When I first came to Berlin, I set about finding where action in the art scene was. I soon discovered a problem however. I was about ten years too late. Everybody had stories of how things were and seemed a little depressed, if not nostalgic for the heady days after the fall of Berlin Wall. There were however a few lingering corners of memorabilia clinging to Berlin like chewing gum stuck to your shoe. And just like the chewing gum, they’d been chewed up and spat out and trodden on, being devoid of their original colour and flavour.
While this all might sound rather depressing, it was rather fascinating to seek out other people’s Memory Lanes, especially for an Antipodean whose own state of origin roundly frowned on any independent art scene that got too big for its boots and would be soundly rounded upon by the local authorities for being a hotbed of radical subversive activities. One of those Memory Lanes led me to the legendary Tacheles.

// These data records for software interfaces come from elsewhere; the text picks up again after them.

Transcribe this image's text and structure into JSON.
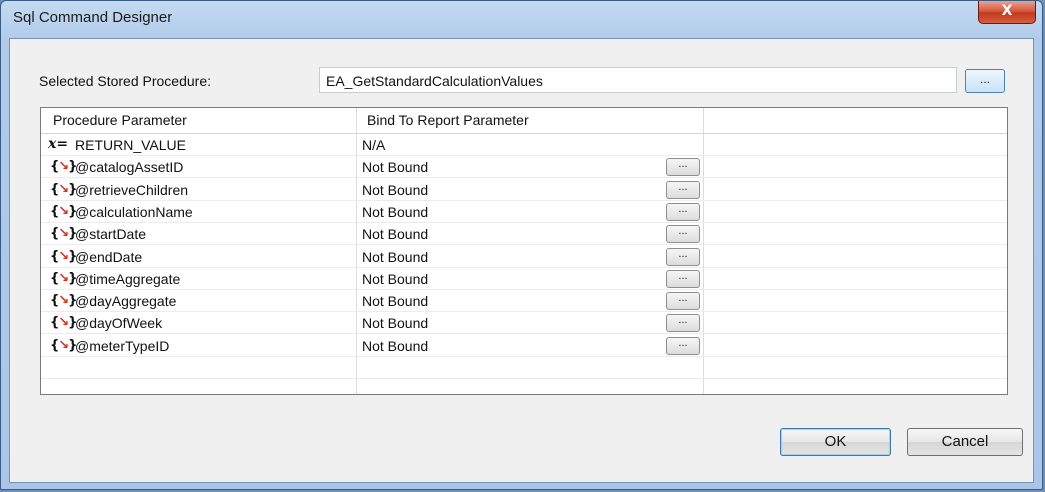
{
  "window": {
    "title": "Sql Command Designer",
    "close_glyph": "X"
  },
  "stored_procedure": {
    "label": "Selected Stored Procedure:",
    "value": "EA_GetStandardCalculationValues",
    "browse_label": "..."
  },
  "grid": {
    "columns": [
      "Procedure Parameter",
      "Bind To Report Parameter"
    ],
    "rows": [
      {
        "icon": "x-equals-icon",
        "name": "RETURN_VALUE",
        "binding": "N/A",
        "has_button": false
      },
      {
        "icon": "parameter-icon",
        "name": "@catalogAssetID",
        "binding": "Not Bound",
        "has_button": true
      },
      {
        "icon": "parameter-icon",
        "name": "@retrieveChildren",
        "binding": "Not Bound",
        "has_button": true
      },
      {
        "icon": "parameter-icon",
        "name": "@calculationName",
        "binding": "Not Bound",
        "has_button": true
      },
      {
        "icon": "parameter-icon",
        "name": "@startDate",
        "binding": "Not Bound",
        "has_button": true
      },
      {
        "icon": "parameter-icon",
        "name": "@endDate",
        "binding": "Not Bound",
        "has_button": true
      },
      {
        "icon": "parameter-icon",
        "name": "@timeAggregate",
        "binding": "Not Bound",
        "has_button": true
      },
      {
        "icon": "parameter-icon",
        "name": "@dayAggregate",
        "binding": "Not Bound",
        "has_button": true
      },
      {
        "icon": "parameter-icon",
        "name": "@dayOfWeek",
        "binding": "Not Bound",
        "has_button": true
      },
      {
        "icon": "parameter-icon",
        "name": "@meterTypeID",
        "binding": "Not Bound",
        "has_button": true
      }
    ],
    "row_button_label": "..."
  },
  "buttons": {
    "ok": "OK",
    "cancel": "Cancel"
  }
}
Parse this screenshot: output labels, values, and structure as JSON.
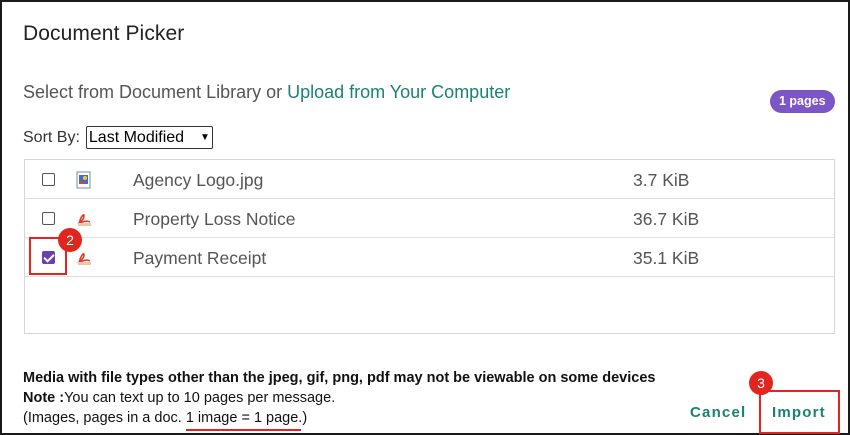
{
  "dialog": {
    "title": "Document Picker",
    "select_prefix": "Select from Document Library or ",
    "upload_link": "Upload from Your Computer",
    "pages_badge": "1 pages"
  },
  "sort": {
    "label": "Sort By:",
    "selected": "Last Modified"
  },
  "files": [
    {
      "name": "Agency Logo.jpg",
      "size": "3.7 KiB",
      "icon": "image-file-icon",
      "checked": false
    },
    {
      "name": "Property Loss Notice",
      "size": "36.7 KiB",
      "icon": "pdf-file-icon",
      "checked": false
    },
    {
      "name": "Payment Receipt",
      "size": "35.1 KiB",
      "icon": "pdf-file-icon",
      "checked": true
    }
  ],
  "footer": {
    "warning": "Media with file types other than the jpeg, gif, png, pdf may not be viewable on some devices",
    "note_label": "Note :",
    "note_text": "You can text up to 10 pages per message.",
    "images_prefix": "(Images, pages in a doc. ",
    "images_rule": "1 image = 1 page",
    "images_suffix": ".)"
  },
  "buttons": {
    "cancel": "Cancel",
    "import": "Import"
  },
  "annotations": {
    "marker_checkbox": "2",
    "marker_import": "3"
  },
  "colors": {
    "accent_teal": "#1b8173",
    "badge_purple": "#7c55c8",
    "checkbox_purple": "#6a3fb0",
    "annotation_red": "#e0261f"
  }
}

A large dilapidated disfunctional building which was in the center of a post Cold War Berlin art vortex of near anarchy where being radical and subversive was the norm. In short a dreamland that was a world away from my overgrown country town called Brisbane.
What was Kunsthaus Tacheles then? A former department store, then SS headquaters, a prison for French war prisoners, various offices during the DDR (GDR), neglected, partially demolished and then housing a self-organized collective of artists on Oranienburger Straße in Berlin-Mitte. One could question if the collective is indeed self-organized. There used to be all manner of events and parties hosted in the building and a constant stream of artists coming and going, some leaving there mark around the complex such as with the sculptures in the empty space behind the building. Today it is mostly the street “artists” leaving their marks on the walls with their graffiti.
I met a few people who had studio spaces in the building, and came to know one artist in particular. And so I came to be informed of all of the internal strife that forms its colourful history as an artists studio complex. I tried for a while in vain to land myself a studio space there, but in the end gave up, as I discovered a more lively scene over in Friedrichshain that was not the focus of morbid tourist curiosity.
Since 2003 when I first explored it, little seems to have changed. Strife still abounds as the collective is trying to secure their future in the building by purchasing it from the owners, with whom they’ve had a very rocky relationship.
The collective is seeking €3.5 million in funding. However, there does not appear to be any suggestion of where that is coming from. There is also a dispute over the status of the lease since the beginning of the year.
Although I rarely go to the Tacheles these days, I would miss a place that has become part of my own Memory Lane.